Little is known about Aubrey/Atkins. He was involved in a scandal at the turn of the century and sentenced to nine months imprisonment for obtaining money by deception. After leaving prison he dropped the name Frank Aubrey and – in his early 60s, following a three-year hiatus – began writing as Fenton Ash. Publisher's files indicate that his son, Frank Howard Atkins Jr (1883-1921) – who wrote many popular nature stories as F St Mars or Frank St Mars – also used this name, perhaps in collaboration. Stylistic analysis suggests that a later story as by Fenton Ash, "Caught by a Comet" (May 1910 Red Magazine), may have been written exclusively by Frank Atkins Jr. Many sf stories as by Fenton Ash, all characterized by vividly imaginative but less than fully realized ideas, appeared in the Boys' Papers. The majority are lost-world adventures; e.g., "The Sunken Island, or the Pirates of Atlantis" (7 May 1904 Union Jack Library), "The Sacred Mountain" (1904), The Radium Seekers, or The Wonderful Black Nugget (1904 Boy's Realm; 1905), The Temple of Fire, or The Mysterious Island (1905; cut 1917) as Fred Ashley, "The Hermit of the Mountains" (1906-1907), By Airship to Ophir (1911), The Black Opal: A Romance of Thrilling Adventure (1906 The Big Budget; 1915), "In Polar Seas" (1915-1916 Nelson Lee Library) and The Island of Gold (1916-1917 Nelson Lee Library; 1918) as Fenton Ash. In two further works, A Trip to Mars (5 January-25 May 1907 The Sunday Circle as "A King of Mars"; 1909) and the book-length "A Son of the Stars" (1907-1908 Young England), the lost-world setting shifted to a war-torn Mars, preceding Edgar Rice Burroughs's use of the same idea by some years; the Spaceship which carries its young protagonist to Mars in A Trip to Mars is sentient.
In his chosen market Aubrey was extremely successful and influential.
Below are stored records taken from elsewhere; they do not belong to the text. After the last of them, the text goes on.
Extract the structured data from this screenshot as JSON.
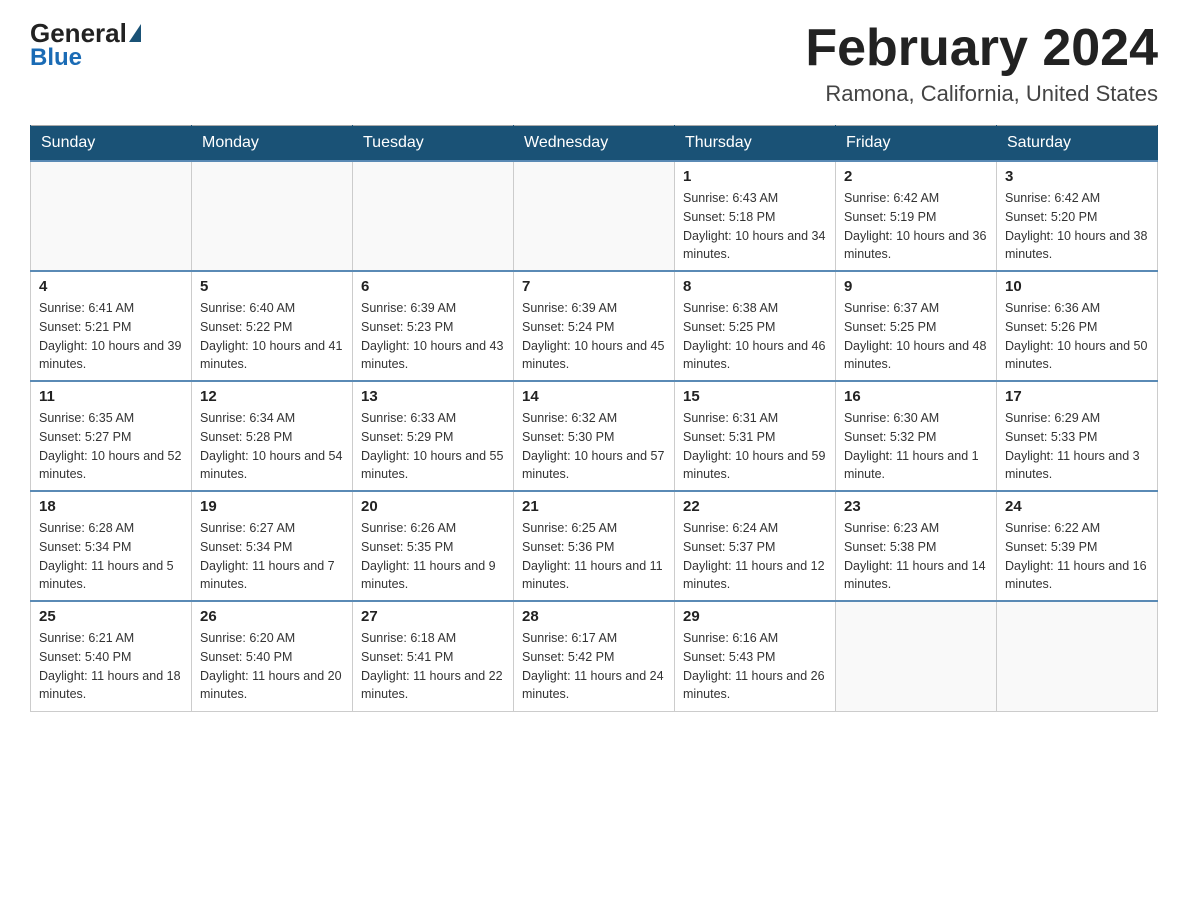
{
  "logo": {
    "general": "General",
    "blue": "Blue"
  },
  "title": "February 2024",
  "subtitle": "Ramona, California, United States",
  "days_of_week": [
    "Sunday",
    "Monday",
    "Tuesday",
    "Wednesday",
    "Thursday",
    "Friday",
    "Saturday"
  ],
  "weeks": [
    [
      {
        "day": "",
        "info": ""
      },
      {
        "day": "",
        "info": ""
      },
      {
        "day": "",
        "info": ""
      },
      {
        "day": "",
        "info": ""
      },
      {
        "day": "1",
        "info": "Sunrise: 6:43 AM\nSunset: 5:18 PM\nDaylight: 10 hours and 34 minutes."
      },
      {
        "day": "2",
        "info": "Sunrise: 6:42 AM\nSunset: 5:19 PM\nDaylight: 10 hours and 36 minutes."
      },
      {
        "day": "3",
        "info": "Sunrise: 6:42 AM\nSunset: 5:20 PM\nDaylight: 10 hours and 38 minutes."
      }
    ],
    [
      {
        "day": "4",
        "info": "Sunrise: 6:41 AM\nSunset: 5:21 PM\nDaylight: 10 hours and 39 minutes."
      },
      {
        "day": "5",
        "info": "Sunrise: 6:40 AM\nSunset: 5:22 PM\nDaylight: 10 hours and 41 minutes."
      },
      {
        "day": "6",
        "info": "Sunrise: 6:39 AM\nSunset: 5:23 PM\nDaylight: 10 hours and 43 minutes."
      },
      {
        "day": "7",
        "info": "Sunrise: 6:39 AM\nSunset: 5:24 PM\nDaylight: 10 hours and 45 minutes."
      },
      {
        "day": "8",
        "info": "Sunrise: 6:38 AM\nSunset: 5:25 PM\nDaylight: 10 hours and 46 minutes."
      },
      {
        "day": "9",
        "info": "Sunrise: 6:37 AM\nSunset: 5:25 PM\nDaylight: 10 hours and 48 minutes."
      },
      {
        "day": "10",
        "info": "Sunrise: 6:36 AM\nSunset: 5:26 PM\nDaylight: 10 hours and 50 minutes."
      }
    ],
    [
      {
        "day": "11",
        "info": "Sunrise: 6:35 AM\nSunset: 5:27 PM\nDaylight: 10 hours and 52 minutes."
      },
      {
        "day": "12",
        "info": "Sunrise: 6:34 AM\nSunset: 5:28 PM\nDaylight: 10 hours and 54 minutes."
      },
      {
        "day": "13",
        "info": "Sunrise: 6:33 AM\nSunset: 5:29 PM\nDaylight: 10 hours and 55 minutes."
      },
      {
        "day": "14",
        "info": "Sunrise: 6:32 AM\nSunset: 5:30 PM\nDaylight: 10 hours and 57 minutes."
      },
      {
        "day": "15",
        "info": "Sunrise: 6:31 AM\nSunset: 5:31 PM\nDaylight: 10 hours and 59 minutes."
      },
      {
        "day": "16",
        "info": "Sunrise: 6:30 AM\nSunset: 5:32 PM\nDaylight: 11 hours and 1 minute."
      },
      {
        "day": "17",
        "info": "Sunrise: 6:29 AM\nSunset: 5:33 PM\nDaylight: 11 hours and 3 minutes."
      }
    ],
    [
      {
        "day": "18",
        "info": "Sunrise: 6:28 AM\nSunset: 5:34 PM\nDaylight: 11 hours and 5 minutes."
      },
      {
        "day": "19",
        "info": "Sunrise: 6:27 AM\nSunset: 5:34 PM\nDaylight: 11 hours and 7 minutes."
      },
      {
        "day": "20",
        "info": "Sunrise: 6:26 AM\nSunset: 5:35 PM\nDaylight: 11 hours and 9 minutes."
      },
      {
        "day": "21",
        "info": "Sunrise: 6:25 AM\nSunset: 5:36 PM\nDaylight: 11 hours and 11 minutes."
      },
      {
        "day": "22",
        "info": "Sunrise: 6:24 AM\nSunset: 5:37 PM\nDaylight: 11 hours and 12 minutes."
      },
      {
        "day": "23",
        "info": "Sunrise: 6:23 AM\nSunset: 5:38 PM\nDaylight: 11 hours and 14 minutes."
      },
      {
        "day": "24",
        "info": "Sunrise: 6:22 AM\nSunset: 5:39 PM\nDaylight: 11 hours and 16 minutes."
      }
    ],
    [
      {
        "day": "25",
        "info": "Sunrise: 6:21 AM\nSunset: 5:40 PM\nDaylight: 11 hours and 18 minutes."
      },
      {
        "day": "26",
        "info": "Sunrise: 6:20 AM\nSunset: 5:40 PM\nDaylight: 11 hours and 20 minutes."
      },
      {
        "day": "27",
        "info": "Sunrise: 6:18 AM\nSunset: 5:41 PM\nDaylight: 11 hours and 22 minutes."
      },
      {
        "day": "28",
        "info": "Sunrise: 6:17 AM\nSunset: 5:42 PM\nDaylight: 11 hours and 24 minutes."
      },
      {
        "day": "29",
        "info": "Sunrise: 6:16 AM\nSunset: 5:43 PM\nDaylight: 11 hours and 26 minutes."
      },
      {
        "day": "",
        "info": ""
      },
      {
        "day": "",
        "info": ""
      }
    ]
  ]
}
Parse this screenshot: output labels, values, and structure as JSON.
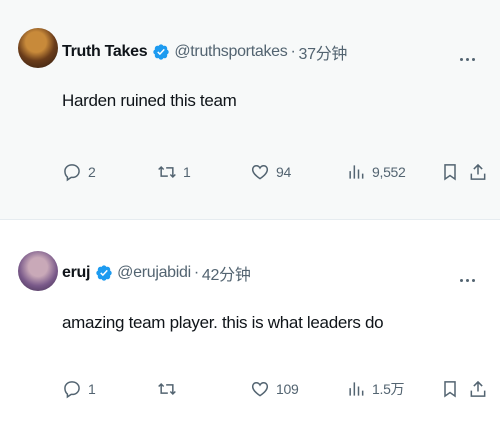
{
  "tweets": [
    {
      "author_name": "Truth Takes",
      "handle": "@truthsportakes",
      "separator": "·",
      "time": "37分钟",
      "text": "Harden ruined this team",
      "replies": "2",
      "retweets": "1",
      "likes": "94",
      "views": "9,552"
    },
    {
      "author_name": "eruj",
      "handle": "@erujabidi",
      "separator": "·",
      "time": "42分钟",
      "text": "amazing team player. this is what leaders do",
      "replies": "1",
      "retweets": "",
      "likes": "109",
      "views": "1.5万"
    }
  ],
  "colors": {
    "verified": "#1d9bf0",
    "muted": "#536471",
    "text": "#0f1419"
  },
  "icons": [
    "verified-badge-icon",
    "more-icon",
    "reply-icon",
    "retweet-icon",
    "like-icon",
    "views-icon",
    "bookmark-icon",
    "share-icon"
  ]
}
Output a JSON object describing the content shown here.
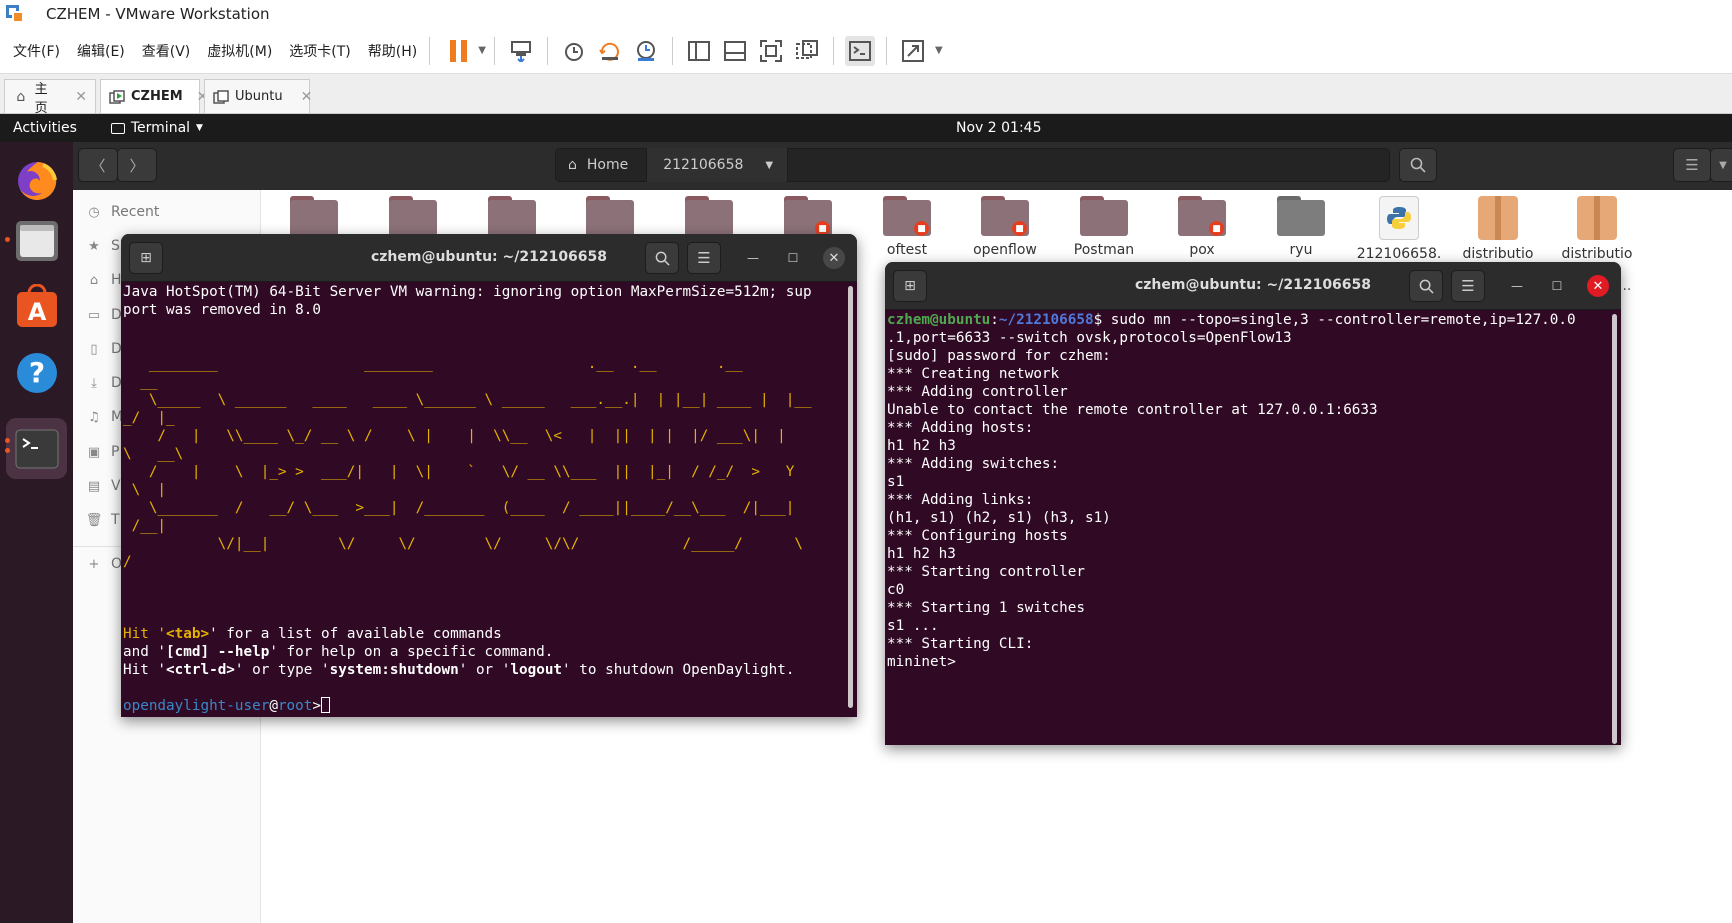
{
  "window": {
    "title": "CZHEM - VMware Workstation"
  },
  "menu": {
    "items": [
      "文件(F)",
      "编辑(E)",
      "查看(V)",
      "虚拟机(M)",
      "选项卡(T)",
      "帮助(H)"
    ]
  },
  "toolbar": {
    "icons": [
      "pause-icon",
      "send-ctrl-alt-del-icon",
      "snapshot-icon",
      "revert-snapshot-icon",
      "manage-snapshots-icon",
      "sidebar-view-icon",
      "thumbnail-view-icon",
      "fullscreen-icon",
      "unity-icon",
      "console-view-icon",
      "stretch-icon"
    ]
  },
  "tabs": [
    {
      "label": "主页",
      "icon": "home-icon",
      "active": false
    },
    {
      "label": "CZHEM",
      "icon": "vm-icon",
      "active": true
    },
    {
      "label": "Ubuntu",
      "icon": "vm-icon",
      "active": false
    }
  ],
  "gnome": {
    "activities": "Activities",
    "app": "Terminal",
    "clock": "Nov 2  01:45"
  },
  "dock": {
    "items": [
      "firefox-icon",
      "files-icon",
      "app-center-icon",
      "help-icon",
      "terminal-icon"
    ],
    "colors": {
      "bg": "#2b1a26",
      "accent": "#e95420"
    }
  },
  "files": {
    "path_home": "Home",
    "path_current": "212106658",
    "sidebar": [
      {
        "label": "Recent",
        "icon": "clock-icon"
      },
      {
        "label": "S",
        "icon": "star-icon"
      },
      {
        "label": "H",
        "icon": "home-icon"
      },
      {
        "label": "D",
        "icon": "desktop-icon"
      },
      {
        "label": "D",
        "icon": "document-icon"
      },
      {
        "label": "D",
        "icon": "download-icon"
      },
      {
        "label": "M",
        "icon": "music-icon"
      },
      {
        "label": "P",
        "icon": "picture-icon"
      },
      {
        "label": "V",
        "icon": "video-icon"
      },
      {
        "label": "T",
        "icon": "trash-icon"
      },
      {
        "label": "O",
        "icon": "plus-icon"
      }
    ],
    "items": [
      {
        "name": "",
        "kind": "folder",
        "locked": false
      },
      {
        "name": "",
        "kind": "folder",
        "locked": false
      },
      {
        "name": "",
        "kind": "folder",
        "locked": false
      },
      {
        "name": "",
        "kind": "folder",
        "locked": false
      },
      {
        "name": "",
        "kind": "folder",
        "locked": false
      },
      {
        "name": "",
        "kind": "folder",
        "locked": true
      },
      {
        "name": "oftest",
        "kind": "folder",
        "locked": true
      },
      {
        "name": "openflow",
        "kind": "folder",
        "locked": true
      },
      {
        "name": "Postman",
        "kind": "folder",
        "locked": false
      },
      {
        "name": "pox",
        "kind": "folder",
        "locked": true
      },
      {
        "name": "ryu",
        "kind": "folder-grey",
        "locked": false
      },
      {
        "name": "212106658.",
        "kind": "python",
        "locked": false
      },
      {
        "name": "distributio",
        "kind": "archive",
        "locked": false
      },
      {
        "name": "distributio",
        "kind": "archive",
        "locked": false
      }
    ],
    "more": "..."
  },
  "term_left": {
    "title": "czhem@ubuntu: ~/212106658",
    "warn": [
      "Java HotSpot(TM) 64-Bit Server VM warning: ignoring option MaxPermSize=512m; sup",
      "port was removed in 8.0"
    ],
    "banner": [
      "",
      "",
      "   ________                 ________                  .__  .__       .__",
      "  __",
      "   \\_____  \\ ______   ____   ____ \\______ \\ _____   ___.__.|  | |__| ____ |  |__",
      "_/  |_",
      "    /   |   \\\\____ \\_/ __ \\ /    \\ |    |  \\\\__  \\<   |  ||  | |  |/ ___\\|  |",
      "\\   __\\",
      "   /    |    \\  |_> >  ___/|   |  \\|    `   \\/ __ \\\\___  ||  |_|  / /_/  >   Y",
      " \\  |",
      "   \\_______  /   __/ \\___  >___|  /_______  (____  / ____||____/__\\___  /|___|",
      " /__|",
      "           \\/|__|        \\/     \\/        \\/     \\/\\/            /_____/      \\",
      "/",
      "",
      "",
      ""
    ],
    "hint_tab_a": "Hit '",
    "hint_tab_b": "<tab>",
    "hint_tab_c": "' for a list of available commands",
    "hint_help_a": "and '",
    "hint_help_b": "[cmd] --help",
    "hint_help_c": "' for help on a specific command.",
    "hint_quit_a": "Hit '",
    "hint_quit_b": "<ctrl-d>",
    "hint_quit_c": "' or type '",
    "hint_quit_d": "system:shutdown",
    "hint_quit_e": "' or '",
    "hint_quit_f": "logout",
    "hint_quit_g": "' to shutdown OpenDaylight.",
    "prompt_user": "opendaylight-user",
    "prompt_at": "@",
    "prompt_host": "root",
    "prompt_end": ">"
  },
  "term_right": {
    "title": "czhem@ubuntu: ~/212106658",
    "prompt_user": "czhem@ubuntu",
    "prompt_colon": ":",
    "prompt_path": "~/212106658",
    "cmd": "$ sudo mn --topo=single,3 --controller=remote,ip=127.0.0",
    "lines": [
      ".1,port=6633 --switch ovsk,protocols=OpenFlow13",
      "[sudo] password for czhem:",
      "*** Creating network",
      "*** Adding controller",
      "Unable to contact the remote controller at 127.0.0.1:6633",
      "*** Adding hosts:",
      "h1 h2 h3",
      "*** Adding switches:",
      "s1",
      "*** Adding links:",
      "(h1, s1) (h2, s1) (h3, s1)",
      "*** Configuring hosts",
      "h1 h2 h3",
      "*** Starting controller",
      "c0",
      "*** Starting 1 switches",
      "s1 ...",
      "*** Starting CLI:",
      "mininet>"
    ]
  },
  "colors": {
    "terminal_bg": "#300a24",
    "banner_yellow": "#e5b100",
    "close_red": "#e01b24"
  }
}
Although contributing little to the sophistication of sf, he played an important role in the History of SF. [JE]
see also: Boys' Friend Library; Elements.
born Oxford, Oxfordshire: 6 July 1847
died Clapham, London: 21 October 1927
as by Fenton Ash or Fred Ashley
Entry from The Encyclopedia of Science Fiction (2011-current) edited by John Clute and David Langford.
Accessed 04:24 am on 19 May 2022.